Email: hanna at granroth hyphen wilding dot co dot uk
Recent papers

My paper on how seabirds segregate across foraging areas in space and time is finally out in an Ibis issue!

Just in time before the next paper, in press in Science Advances, examining local adaptation in wild salmon.

I work at the University of Helsinki in Ulrika Candolin's lab, independently funded by Svenska Kulturfonden. My current project investigates the changing role of parasitism in natural populations under climate change. Will climate change alter the way that hosts respond to infection? Will these changes affect all members of a population equally? What will the likely consequences be for that population – will it persist or go extinct? And what about other populations that are structured differently or experience a different environment?

I am addressing these questions using field data, lab experiments and theoretical modelling in the three-spined stickleback, a small fish common in the Baltic Sea that is frequently infected by the cestode parasite Schistocephalus solidus.
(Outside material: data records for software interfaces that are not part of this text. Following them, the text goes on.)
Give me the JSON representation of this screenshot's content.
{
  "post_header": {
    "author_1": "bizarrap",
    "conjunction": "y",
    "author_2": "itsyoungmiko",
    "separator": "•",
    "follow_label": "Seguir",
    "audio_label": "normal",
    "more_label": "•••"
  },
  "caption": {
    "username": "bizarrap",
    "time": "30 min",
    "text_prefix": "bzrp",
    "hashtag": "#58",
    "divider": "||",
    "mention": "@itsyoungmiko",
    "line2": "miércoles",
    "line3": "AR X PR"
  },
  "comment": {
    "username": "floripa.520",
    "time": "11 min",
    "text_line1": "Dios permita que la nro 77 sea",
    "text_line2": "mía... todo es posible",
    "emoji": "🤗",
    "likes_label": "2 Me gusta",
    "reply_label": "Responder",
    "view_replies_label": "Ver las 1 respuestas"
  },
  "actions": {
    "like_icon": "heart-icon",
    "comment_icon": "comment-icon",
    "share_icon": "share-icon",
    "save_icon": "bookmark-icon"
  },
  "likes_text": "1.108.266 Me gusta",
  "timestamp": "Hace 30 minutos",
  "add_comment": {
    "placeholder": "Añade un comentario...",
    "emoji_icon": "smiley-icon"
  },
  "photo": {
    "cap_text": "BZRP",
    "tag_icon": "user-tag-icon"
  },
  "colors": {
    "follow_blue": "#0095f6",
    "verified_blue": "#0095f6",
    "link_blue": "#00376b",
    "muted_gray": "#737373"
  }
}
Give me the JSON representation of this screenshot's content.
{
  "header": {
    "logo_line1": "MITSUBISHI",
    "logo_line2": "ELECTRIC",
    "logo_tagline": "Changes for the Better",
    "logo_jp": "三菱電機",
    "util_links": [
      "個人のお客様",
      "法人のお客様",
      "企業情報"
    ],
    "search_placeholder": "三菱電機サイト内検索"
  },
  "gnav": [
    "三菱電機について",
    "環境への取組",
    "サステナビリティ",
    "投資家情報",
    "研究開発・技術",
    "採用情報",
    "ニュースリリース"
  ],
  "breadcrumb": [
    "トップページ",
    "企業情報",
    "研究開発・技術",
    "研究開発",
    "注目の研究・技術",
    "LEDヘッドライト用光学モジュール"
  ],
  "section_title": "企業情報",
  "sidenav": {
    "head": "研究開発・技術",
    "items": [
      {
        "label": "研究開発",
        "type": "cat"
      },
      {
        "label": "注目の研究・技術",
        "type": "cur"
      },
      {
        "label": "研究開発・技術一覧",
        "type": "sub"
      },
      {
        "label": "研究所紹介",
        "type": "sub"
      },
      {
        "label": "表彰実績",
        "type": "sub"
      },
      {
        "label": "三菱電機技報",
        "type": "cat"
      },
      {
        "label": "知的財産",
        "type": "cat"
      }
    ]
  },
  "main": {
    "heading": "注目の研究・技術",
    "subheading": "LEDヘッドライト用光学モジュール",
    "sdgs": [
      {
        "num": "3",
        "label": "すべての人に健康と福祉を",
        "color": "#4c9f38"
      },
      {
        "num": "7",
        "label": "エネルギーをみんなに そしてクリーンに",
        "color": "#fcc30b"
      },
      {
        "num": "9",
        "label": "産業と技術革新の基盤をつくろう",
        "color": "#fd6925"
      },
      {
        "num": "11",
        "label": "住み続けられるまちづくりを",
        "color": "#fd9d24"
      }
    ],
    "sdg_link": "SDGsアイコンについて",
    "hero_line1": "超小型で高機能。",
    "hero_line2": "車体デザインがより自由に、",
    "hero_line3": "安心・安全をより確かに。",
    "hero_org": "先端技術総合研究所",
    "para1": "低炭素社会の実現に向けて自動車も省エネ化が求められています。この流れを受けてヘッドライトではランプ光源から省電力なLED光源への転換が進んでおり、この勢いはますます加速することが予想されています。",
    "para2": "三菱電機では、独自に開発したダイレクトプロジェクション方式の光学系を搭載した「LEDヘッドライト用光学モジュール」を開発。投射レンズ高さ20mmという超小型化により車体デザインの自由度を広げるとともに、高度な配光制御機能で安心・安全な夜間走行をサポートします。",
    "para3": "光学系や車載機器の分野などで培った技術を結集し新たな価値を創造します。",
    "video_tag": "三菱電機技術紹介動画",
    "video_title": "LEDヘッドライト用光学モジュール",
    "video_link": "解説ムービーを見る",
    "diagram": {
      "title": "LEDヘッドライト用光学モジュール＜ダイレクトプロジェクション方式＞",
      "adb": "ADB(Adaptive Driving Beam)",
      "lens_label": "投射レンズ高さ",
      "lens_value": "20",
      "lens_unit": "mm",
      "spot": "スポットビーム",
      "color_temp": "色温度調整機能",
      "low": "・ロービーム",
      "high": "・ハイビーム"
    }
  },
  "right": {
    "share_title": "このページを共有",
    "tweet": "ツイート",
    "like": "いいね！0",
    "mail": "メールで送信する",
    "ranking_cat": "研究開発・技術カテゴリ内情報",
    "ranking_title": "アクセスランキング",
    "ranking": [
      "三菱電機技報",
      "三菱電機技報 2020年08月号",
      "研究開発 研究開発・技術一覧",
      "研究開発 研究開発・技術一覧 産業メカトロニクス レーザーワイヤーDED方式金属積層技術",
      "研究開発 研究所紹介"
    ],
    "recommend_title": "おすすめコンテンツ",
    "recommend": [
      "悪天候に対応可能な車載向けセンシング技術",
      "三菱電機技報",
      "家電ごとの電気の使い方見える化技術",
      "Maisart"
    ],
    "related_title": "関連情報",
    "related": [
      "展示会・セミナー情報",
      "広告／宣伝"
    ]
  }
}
Ultimately, I aim to develop a real-world picture of how population structure and differences between individuals in those populations determine the impact of parasitism on population viability in a human-altered environment.

Brief CV

2016-present Postdoctoral researcher, Univeristy of Helsinki, Finland
Combining field, lab and modelling approaches to understand the impact of climate change on host-parasite relationships and its consequences for host demography
2017-2018 Maternity leave
8 months full-time, 8 months part-time leave
2015-2016 Postdoctoral researcher, Univeristy of Turku, Finland
Using pedigree reconstruction to quantify reproductive success in relation to life history strategies in salmon and to monitor population dynamics in grey wolves
2014-2015 Ecology & Evolution Editor, Nature (locum)
Assessing, coordinating review of & deciding on submissions in my subject area
2009-2013 PhD, University of Edinburgh
Parasitism, family conflict and breeding success
2007-8 MRes, Imperial College London (Distinction)
Ecology, Evolution and Conservation
Project 1: Macroecological patterns in squamate predator-prey size relationships, supervised by Shai Meiri.
Project 2: Context-dependent co-operation between male guppies, supervised by Anne Magurran at the University of St Andrews.
2004-7 BA (Hons), Cambridge
Natural Sciences (Zoology)